That is the impossible and that, too, is the blossom

I long to devour. All I want is to close my eyes in the new hammock swing, to be fed cold peaches, to stop clenching my teeth, to sit back. And here is where resistance comes rearing its head up, dragon fire breathing.

I want.

I want the summer by the lake, the ocean.

I want — it feels impossible to say I want, to allow for that moment of wide-mouthed honesty. I am so tired but that is the impossible truth where words have led, where truth and blossom coexist, coffee and impossible sweetness conspire, where inspiration grows in well-tended soil.

Neglect is not a strategy.

So sit with me and

let’s watch these fields grow wild with peaches, let’s pick them slice them bake them devour life devour these days not let them pass us by unnoticed.

If I’m tired, let me rest.

I am to here to serve, please keep showing me how.

You’re Grounded

Photo: Matthew Smith

Photo: Matthew Smith

From crushed velvet to Krishna Das tickets… I’m starting to think about Mani’s birthday. It’s both fun and problematic to want to give someone THE WHOLE WORLD. She turns 39 the day after our 2nd anniversary, and I think we’re also going to try for another weekend getaway the last weekend of September.

The truth is, I started this as a Facebook post but it’s really about being grounded. Oh, I love feeling grounded. But this morning, the only image that came to mind was of a plane. A grounded flight. Bummer. A plane that cannot take off. A plane that is stuck on the ground. A plane that will not be transporting you somewhere new, so there you are stuck in the airport for who knows how long. You go to the bookstore and look at the shelves and think about all those people who’ve written and published books. You being me, me being the plane.

Yes, this morning, I got bowled over by ungroundedness. By letting things shift and change. By not knowing exactly how things will go. I want to busy myself with thinking about Mani’s birthday and the truth is I’m down today, a little sad, a little unsure, a little needing something I’m not saying which is to win the $1,000 a week for life scratch ticket, I bought 2 of them today after riding my bike up to school to lock up Pearl’s bike, since she forgot the lock.

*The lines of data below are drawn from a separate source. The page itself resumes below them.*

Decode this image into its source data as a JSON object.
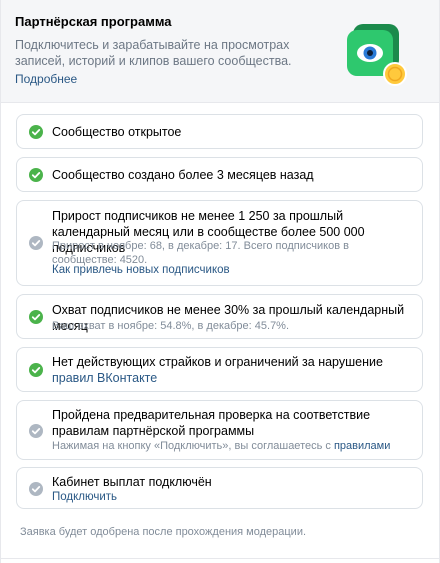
{
  "header": {
    "title": "Партнёрская программа",
    "description": "Подключитесь и зарабатывайте на просмотрах записей, историй и клипов вашего сообщества.",
    "more_link": "Подробнее"
  },
  "colors": {
    "ok": "#4bb34b",
    "pending": "#aeb7c2",
    "link": "#2a5885",
    "promo_green": "#2ec86e",
    "promo_coin": "#ffc93c"
  },
  "requirements": [
    {
      "status": "done",
      "title": "Сообщество открытое"
    },
    {
      "status": "done",
      "title": "Сообщество создано более 3 месяцев назад"
    },
    {
      "status": "pending",
      "title": "Прирост подписчиков не менее 1 250 за прошлый календарный месяц или в сообществе более 500 000 подписчиков",
      "subtitle": "Прирост в ноябре: 68, в декабре: 17. Всего подписчиков в сообществе: 4520.",
      "link": "Как привлечь новых подписчиков"
    },
    {
      "status": "done",
      "title": "Охват подписчиков не менее 30% за прошлый календарный месяц",
      "subtitle": "Ваш охват в ноябре: 54.8%, в декабре: 45.7%."
    },
    {
      "status": "done",
      "title_prefix": "Нет действующих страйков и ограничений за нарушение ",
      "title_link": "правил ВКонтакте"
    },
    {
      "status": "pending",
      "title": "Пройдена предварительная проверка на соответствие правилам партнёрской программы",
      "subtitle_prefix": "Нажимая на кнопку «Подключить», вы соглашаетесь с ",
      "subtitle_link": "правилами"
    },
    {
      "status": "pending",
      "title": "Кабинет выплат подключён",
      "link": "Подключить"
    }
  ],
  "footer_note": "Заявка будет одобрена после прохождения модерации."
}
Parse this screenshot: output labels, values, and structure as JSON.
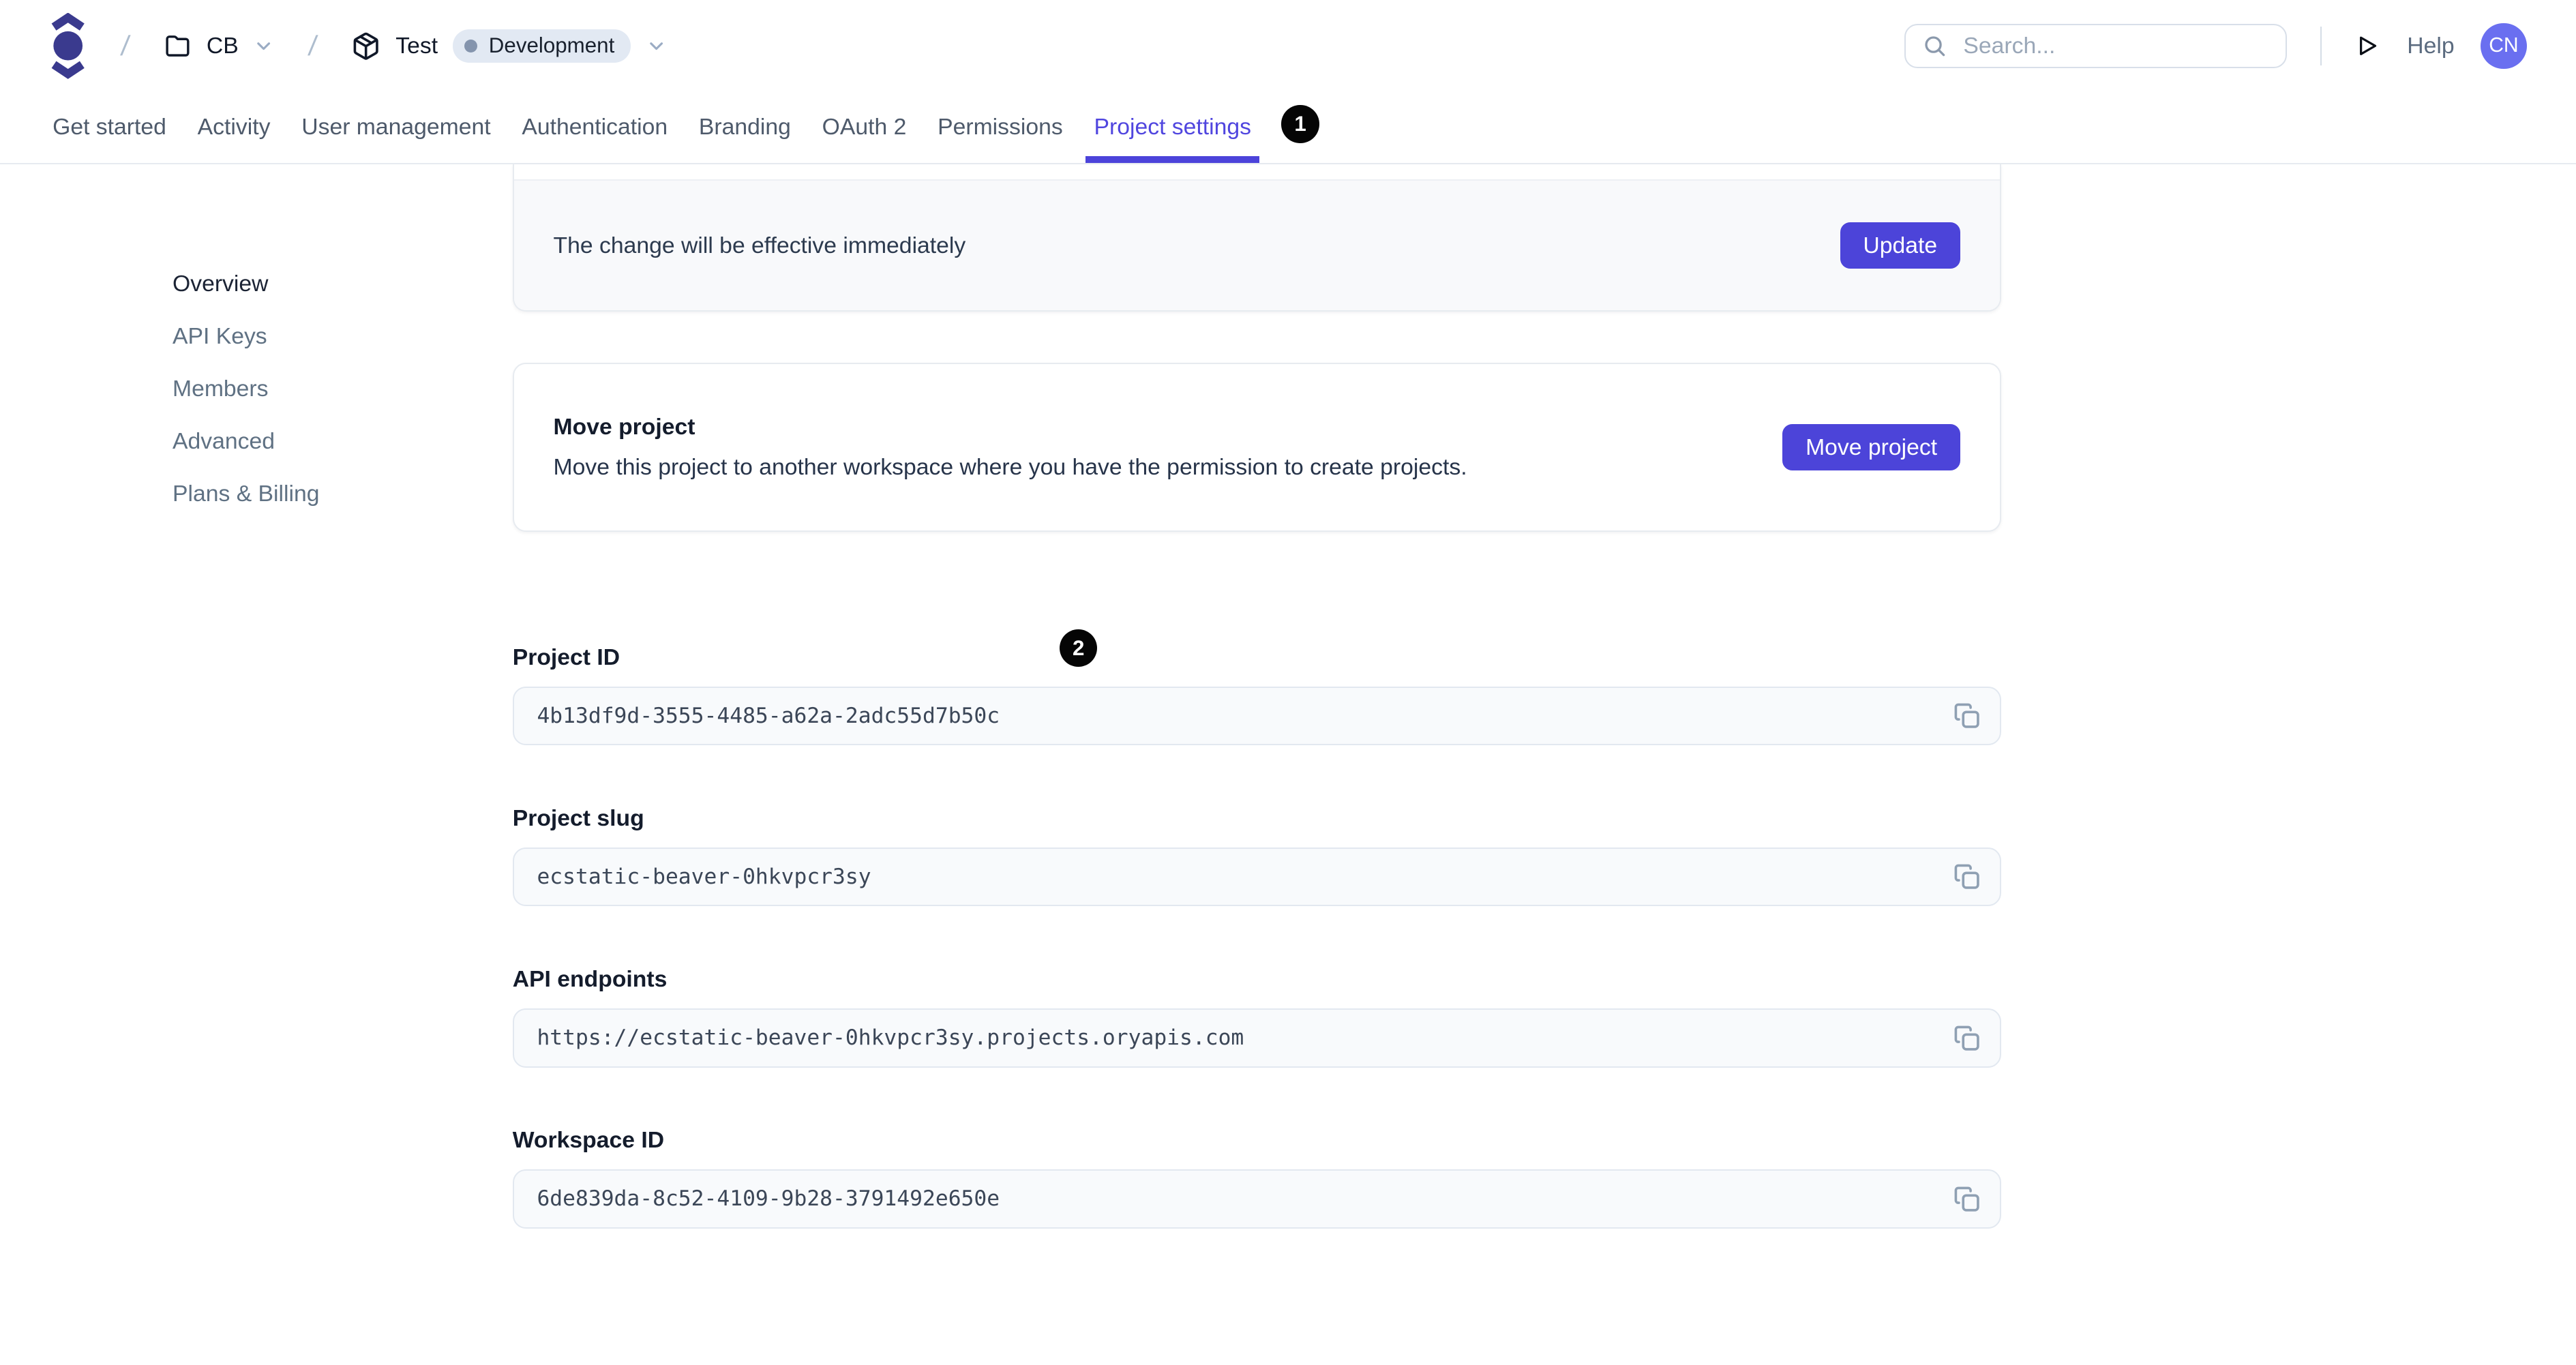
{
  "header": {
    "breadcrumb": {
      "separator": "/",
      "workspace": "CB",
      "project": "Test",
      "environment": "Development"
    },
    "search": {
      "placeholder": "Search..."
    },
    "help_label": "Help",
    "avatar_initials": "CN"
  },
  "tabs": {
    "items": [
      "Get started",
      "Activity",
      "User management",
      "Authentication",
      "Branding",
      "OAuth 2",
      "Permissions",
      "Project settings"
    ],
    "active": "Project settings"
  },
  "annotations": {
    "marker1": "1",
    "marker2": "2"
  },
  "sidebar": {
    "items": [
      "Overview",
      "API Keys",
      "Members",
      "Advanced",
      "Plans & Billing"
    ],
    "active": "Overview"
  },
  "update_card": {
    "note": "The change will be effective immediately",
    "button": "Update"
  },
  "move_card": {
    "title": "Move project",
    "description": "Move this project to another workspace where you have the permission to create projects.",
    "button": "Move project"
  },
  "fields": [
    {
      "label": "Project ID",
      "value": "4b13df9d-3555-4485-a62a-2adc55d7b50c"
    },
    {
      "label": "Project slug",
      "value": "ecstatic-beaver-0hkvpcr3sy"
    },
    {
      "label": "API endpoints",
      "value": "https://ecstatic-beaver-0hkvpcr3sy.projects.oryapis.com"
    },
    {
      "label": "Workspace ID",
      "value": "6de839da-8c52-4109-9b28-3791492e650e"
    }
  ],
  "colors": {
    "accent": "#4C44D9",
    "active_tab": "#5046DF",
    "logo": "#3A3A8E",
    "avatar_bg": "#6A6FF0",
    "env_badge_bg": "#E2E9F3",
    "env_badge_dot": "#8494AD",
    "marker_bg": "#050505",
    "field_bg": "#F8FAFC",
    "field_border": "#E2E8F0",
    "card_footer_bg": "#F8F9FB",
    "tab_inactive": "#4E5A6B",
    "sidebar_inactive": "#5F7183"
  }
}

I feel ungrounded in my freewrite but at this point I’m just going with it rather than ditching it and coming back to write something better later. There might not be a better. There might not be a later.

What if, what if. That’s like the bird call of ungroundedness. But sometimes the plane not taking off might actually be the best thing ever, because otherwise you know, you never would’ve met that amazing person who changed your life who was also stuck in the airport that day. I love stories like that.

My what ifs so often come down to money, and then it’s easy to think, oh, it’s nice having structure and colleagues and all the grass is greener stuff. But then I remember, no, it wasn’t nicer. What’s nicer, what’s grounding, is hearing Ben Sollee playing in the other room, where she’s back on her feet at least for part of the day, and I’m sitting here typing and trusting and soon will pick Aviva up at the bus after her first day of 8th grade which is the beginning of the last year of middle school.

What’s grounding is being their mama. What’s grounding is not being scared, or being scared but feeling for what’s solid and here, letting her give me reiki, then taking a rest together because we want to and we can. What’s grounding is a good cry and telling the truth and being loved. Still being loved, even then. Especially then.

**

This was today’s 10-minute freewrite from my current 2-week writing group. From time to time I like sharing these here, because this is where I practice not only writing but showing up — unedited and imperfect and real. (I did add paragraph breaks and a few italics.)